Error loading MacroEngine script (file: MobileMenuNavigation.cshtml)

April 16 ,2015 | by Helen Gould

Hiring from other sectors could improve gender equality in tech

Improve gender equality in tech

With Google hiring former Wall Street executive Ruth Porat as its new CFO, the issue of gender equality in tech has come to the fore again.

Ms Porat will be the highest ranking woman at Google, helping to solve the issue of a male-dominated workforce.

 

Tech giants taking steps towards gender equality

Apple may soon be following suit and hiring more female staff,  as it has recently joined up with the National Center for Women and Information Technology and donating almost $10m to help create more job opportunities for women.

Whilst these are extremely positive steps, there may be a simpler way to employ more women in a tech enterprise: reach out to other sectors that have more female employees, and recruit them to fill the same position - or a better one.

Céline Lazorthes, Founder and CEO of Mangopay, said: “Like many industries, the tech sector is predominantly male due to what’s been the case before and what people are used to.

“Although we cannot change the gender balance overnight, we can take positive steps towards ensuring that women feel they are able to step into a traditionally male-dominated working environment.

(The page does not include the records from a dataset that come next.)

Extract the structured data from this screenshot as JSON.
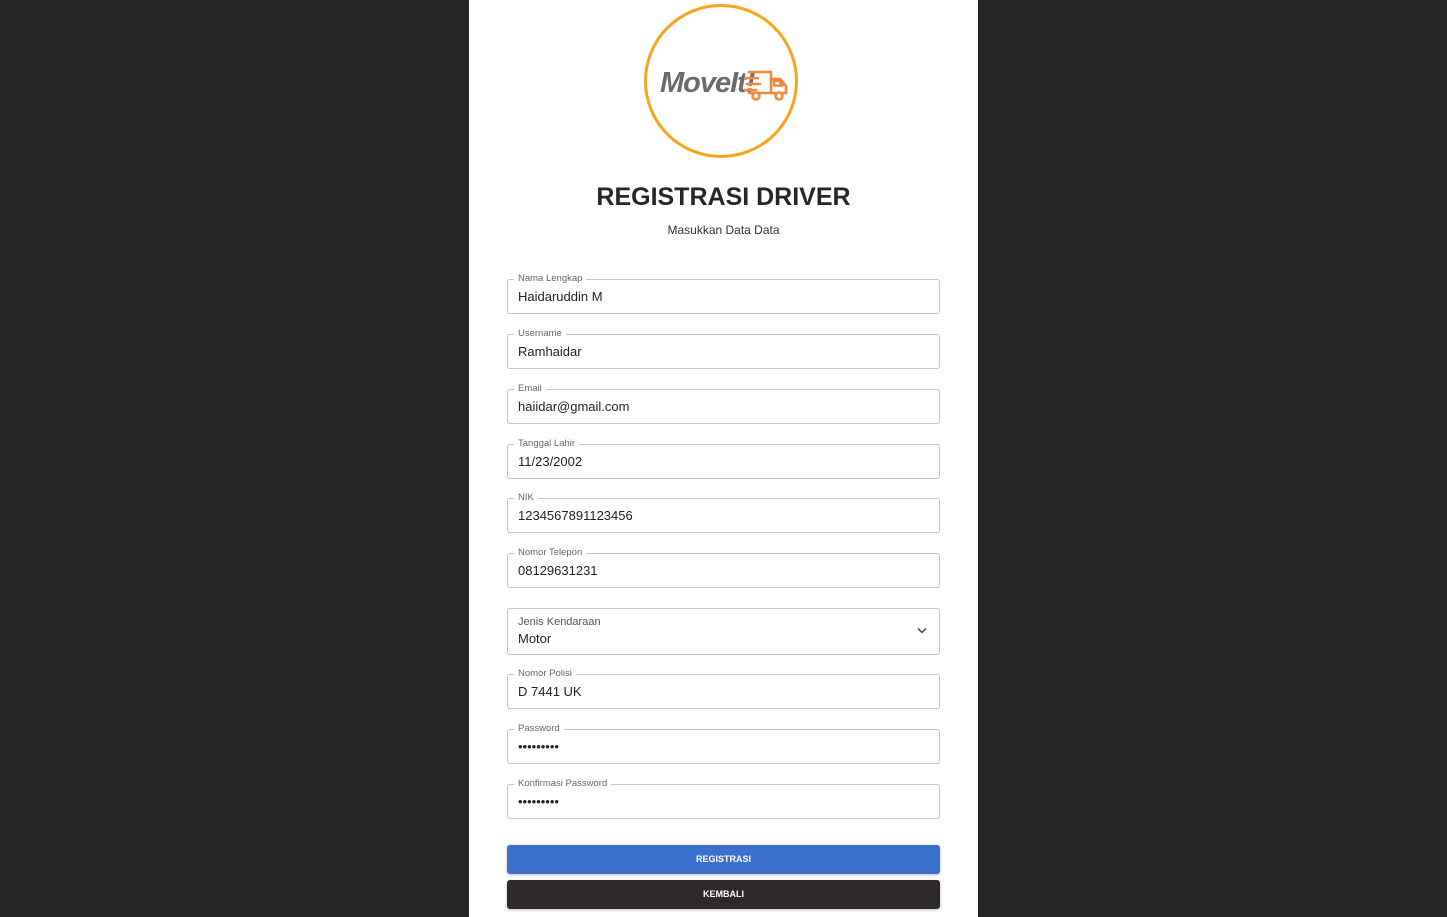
{
  "logo": {
    "text": "MoveIt!",
    "icon": "truck-icon",
    "ring_color": "#f9a51a",
    "icon_color": "#f08a3c"
  },
  "header": {
    "title": "REGISTRASI DRIVER",
    "subtitle": "Masukkan Data Data"
  },
  "form": {
    "nama": {
      "label": "Nama Lengkap",
      "value": "Haidaruddin M"
    },
    "username": {
      "label": "Username",
      "value": "Ramhaidar"
    },
    "email": {
      "label": "Email",
      "value": "haiidar@gmail.com"
    },
    "tanggal_lahir": {
      "label": "Tanggal Lahir",
      "value": "11/23/2002"
    },
    "nik": {
      "label": "NIK",
      "value": "1234567891123456"
    },
    "telepon": {
      "label": "Nomor Telepon",
      "value": "08129631231"
    },
    "kendaraan": {
      "label": "Jenis Kendaraan",
      "value": "Motor",
      "icon": "chevron-down-icon"
    },
    "polisi": {
      "label": "Nomor Polisi",
      "value": "D 7441 UK"
    },
    "password": {
      "label": "Password",
      "value": "•••••••••"
    },
    "konfirmasi": {
      "label": "Konfirmasi Password",
      "value": "•••••••••"
    }
  },
  "buttons": {
    "registrasi": "REGISTRASI",
    "kembali": "KEMBALI"
  },
  "colors": {
    "background": "#262626",
    "panel": "#ffffff",
    "primary_button": "#3a70cc",
    "secondary_button": "#2e2a2b"
  }
}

“One thing I’d like to see more of is female role models.”

One of the sectors that tech companies could look at is accountancy and finance, which been making progress in gender equality for some time.

 

Trend of women from finance moving to tech

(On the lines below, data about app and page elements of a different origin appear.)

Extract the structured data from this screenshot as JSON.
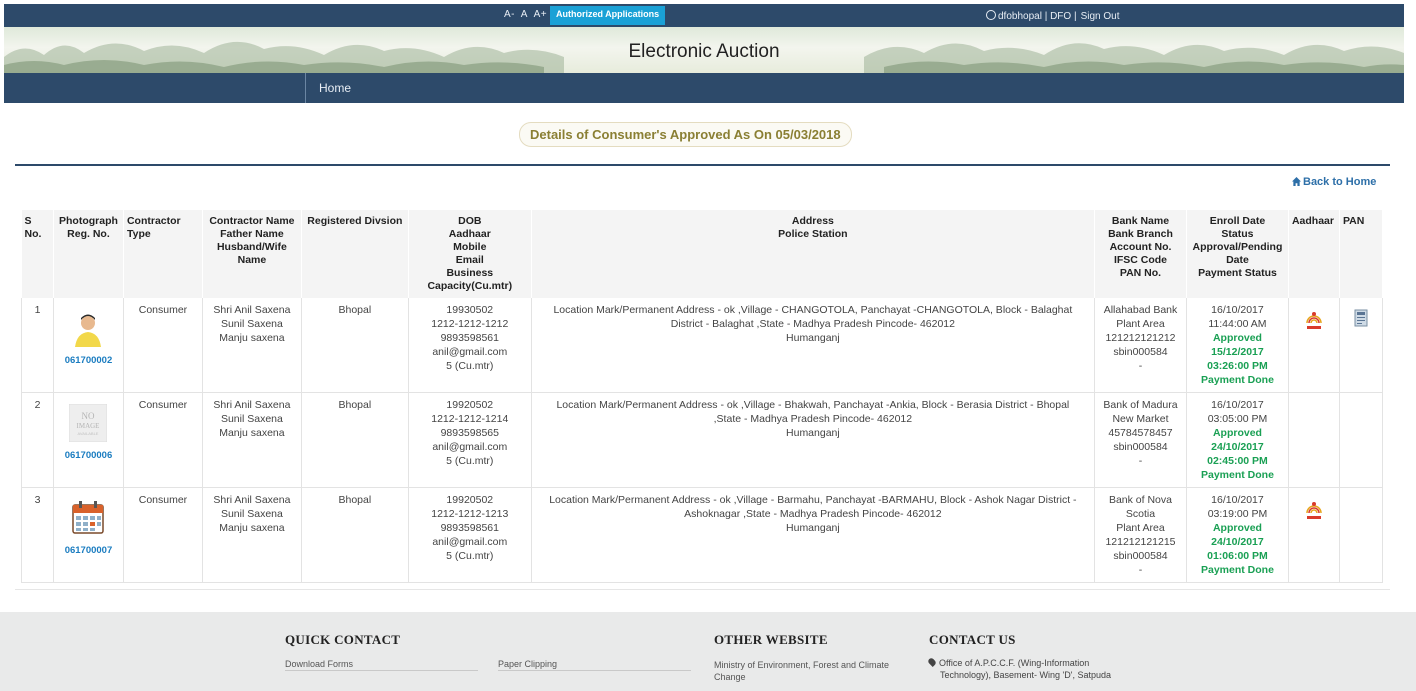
{
  "topbar": {
    "font_small": "A-",
    "font_normal": "A",
    "font_large": "A+",
    "authorized_label": "Authorized Applications",
    "user_text": "dfobhopal | DFO |",
    "signout_label": "Sign Out"
  },
  "banner": {
    "title": "Electronic Auction"
  },
  "menu": {
    "home_label": "Home"
  },
  "page": {
    "heading": "Details of Consumer's Approved As On 05/03/2018",
    "back_home_label": "Back to Home"
  },
  "table": {
    "headers": {
      "sno": [
        "S",
        "No."
      ],
      "photo": [
        "Photograph",
        "Reg. No."
      ],
      "type": [
        "Contractor",
        "Type"
      ],
      "name": [
        "Contractor Name",
        "Father Name",
        "Husband/Wife",
        "Name"
      ],
      "division": [
        "Registered Divsion"
      ],
      "dob": [
        "DOB",
        "Aadhaar",
        "Mobile",
        "Email",
        "Business",
        "Capacity(Cu.mtr)"
      ],
      "address": [
        "Address",
        "Police Station"
      ],
      "bank": [
        "Bank Name",
        "Bank Branch",
        "Account No.",
        "IFSC Code",
        "PAN No."
      ],
      "enroll": [
        "Enroll Date",
        "Status",
        "Approval/Pending",
        "Date",
        "Payment Status"
      ],
      "aadhaar": "Aadhaar",
      "pan": "PAN"
    },
    "rows": [
      {
        "sno": "1",
        "photo_icon": "person-photo",
        "reg_no": "061700002",
        "type": "Consumer",
        "name": [
          "Shri Anil Saxena",
          "Sunil Saxena",
          "Manju saxena"
        ],
        "division": "Bhopal",
        "dob": [
          "19930502",
          "1212-1212-1212",
          "9893598561",
          "anil@gmail.com",
          "5 (Cu.mtr)"
        ],
        "address": [
          "Location Mark/Permanent Address - ok ,Village - CHANGOTOLA, Panchayat -CHANGOTOLA, Block - Balaghat",
          "District - Balaghat ,State - Madhya Pradesh Pincode- 462012",
          "Humanganj"
        ],
        "bank": [
          "Allahabad Bank",
          "Plant Area",
          "121212121212",
          "sbin000584",
          "-"
        ],
        "enroll_date": "16/10/2017 11:44:00 AM",
        "status": "Approved",
        "approval_date": "15/12/2017 03:26:00 PM",
        "payment": "Payment Done",
        "has_aadhaar": true,
        "has_pan": true
      },
      {
        "sno": "2",
        "photo_icon": "no-image-placeholder",
        "reg_no": "061700006",
        "type": "Consumer",
        "name": [
          "Shri Anil Saxena",
          "Sunil Saxena",
          "Manju saxena"
        ],
        "division": "Bhopal",
        "dob": [
          "19920502",
          "1212-1212-1214",
          "9893598565",
          "anil@gmail.com",
          "5 (Cu.mtr)"
        ],
        "address": [
          "Location Mark/Permanent Address - ok ,Village - Bhakwah, Panchayat -Ankia, Block - Berasia District - Bhopal",
          ",State - Madhya Pradesh Pincode- 462012",
          "Humanganj"
        ],
        "bank": [
          "Bank of Madura",
          "New Market",
          "45784578457",
          "sbin000584",
          "-"
        ],
        "enroll_date": "16/10/2017 03:05:00 PM",
        "status": "Approved",
        "approval_date": "24/10/2017 02:45:00 PM",
        "payment": "Payment Done",
        "has_aadhaar": false,
        "has_pan": false
      },
      {
        "sno": "3",
        "photo_icon": "calendar-photo",
        "reg_no": "061700007",
        "type": "Consumer",
        "name": [
          "Shri Anil Saxena",
          "Sunil Saxena",
          "Manju saxena"
        ],
        "division": "Bhopal",
        "dob": [
          "19920502",
          "1212-1212-1213",
          "9893598561",
          "anil@gmail.com",
          "5 (Cu.mtr)"
        ],
        "address": [
          "Location Mark/Permanent Address - ok ,Village - Barmahu, Panchayat -BARMAHU, Block - Ashok Nagar District -",
          "Ashoknagar ,State - Madhya Pradesh Pincode- 462012",
          "Humanganj"
        ],
        "bank": [
          "Bank of Nova",
          "Scotia",
          "Plant Area",
          "121212121215",
          "sbin000584",
          "-"
        ],
        "enroll_date": "16/10/2017 03:19:00 PM",
        "status": "Approved",
        "approval_date": "24/10/2017 01:06:00 PM",
        "payment": "Payment Done",
        "has_aadhaar": true,
        "has_pan": false
      }
    ]
  },
  "footer": {
    "quick_contact_title": "QUICK CONTACT",
    "download_forms": "Download Forms",
    "paper_clipping": "Paper Clipping",
    "other_website_title": "OTHER WEBSITE",
    "moef_link": [
      "Ministry of Environment, Forest and Climate",
      "Change"
    ],
    "contact_us_title": "CONTACT US",
    "contact_address": [
      "Office of A.P.C.C.F. (Wing-Information",
      "Technology), Basement- Wing 'D', Satpuda"
    ]
  },
  "colors": {
    "nav_bg": "#2d4a6a",
    "auth_btn": "#1aa1d6",
    "heading_text": "#8a7f33",
    "link_blue": "#1a7cc0",
    "approved_green": "#1aa054"
  }
}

ACCA, one of the top accountancy bodies in the world, recently revealed that their members are now 45% female. In addition, firms like Deloitte and PricewaterhouseCoopers are now offering incentives like flexible scheduling, reduced hours, and assistance after family leave that will appeal to women who plan to raise a family as well as pursue a career in finance.

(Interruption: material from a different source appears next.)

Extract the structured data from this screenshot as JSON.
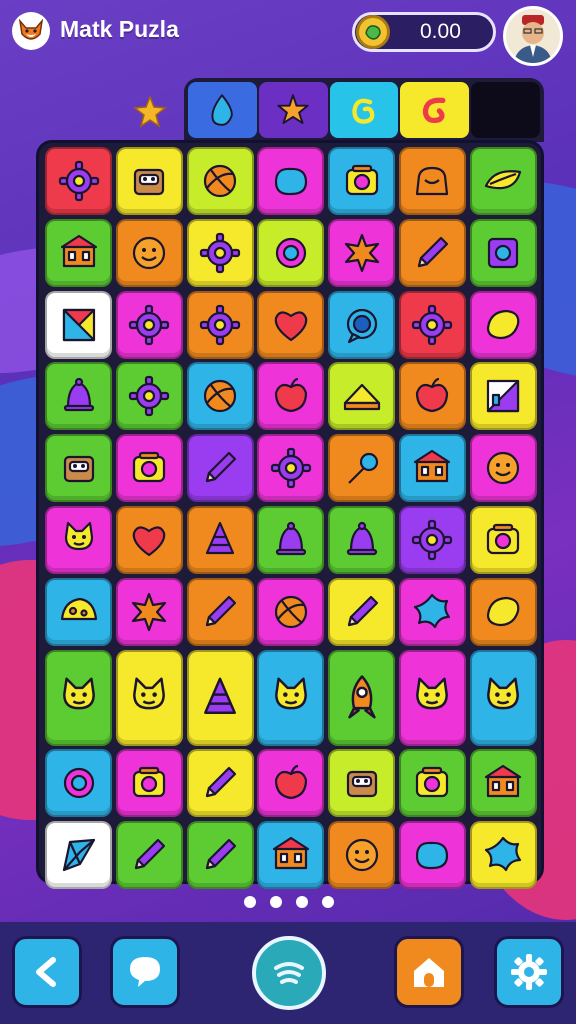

Ms Porat is not the first woman from Wall Street to have joined a tech company from a high-flying career in finance. Microsoft’s first female CFO worked at Goldman Sachs, as did Square Inc.’s CFO and Operations Lead Sarah Frier, while Oracle’s co-CEO Safra Catz was formerly a banker for Donaldson, Lufkin & Jenrette.

This trend could exist because finance is an area that every company needs help with – particularly start-ups, which often need careful financial guidance during the first few years. As a result, it is the ideal place to start when considering hiring experts from other sectors.

Ms Lazorthes said: “I think this is a great idea and something Google has done really well with.

“Women, much like men, are adaptable by nature and, as finance skills are always useful, I see no reason why those with experience in the finance sector couldn’t flourish in a technology-based role.”

 

Many women in tech self-employed

Recent statistics show that 16% of people working in Britain’s IT sector are women (less than one in six) and female representation is lower in the UK than the EU 15 average.

It has also been shown that the proportion of women working as self-employed IT specialists has more than doubled over the past decade – which could indicate that women in the field find it easier to get work by themselves rather than within a company.

Consequently, it could be the case that if British tech companies began following the example of Silicon Valley, it could produce some positive effects for gender equality in the sector.

Helen Gould

Helen is a News Writer for LSBF who writes about education, careers, sustainable business, and women in business.

Share on Facebook Share on LinkedIn +1
There are no comments posted yet. Be the first one!
Please write your comment, minimum length 50 characters
Please insert your name
Please insert a correct email address
We couldn't process your comment, please try again later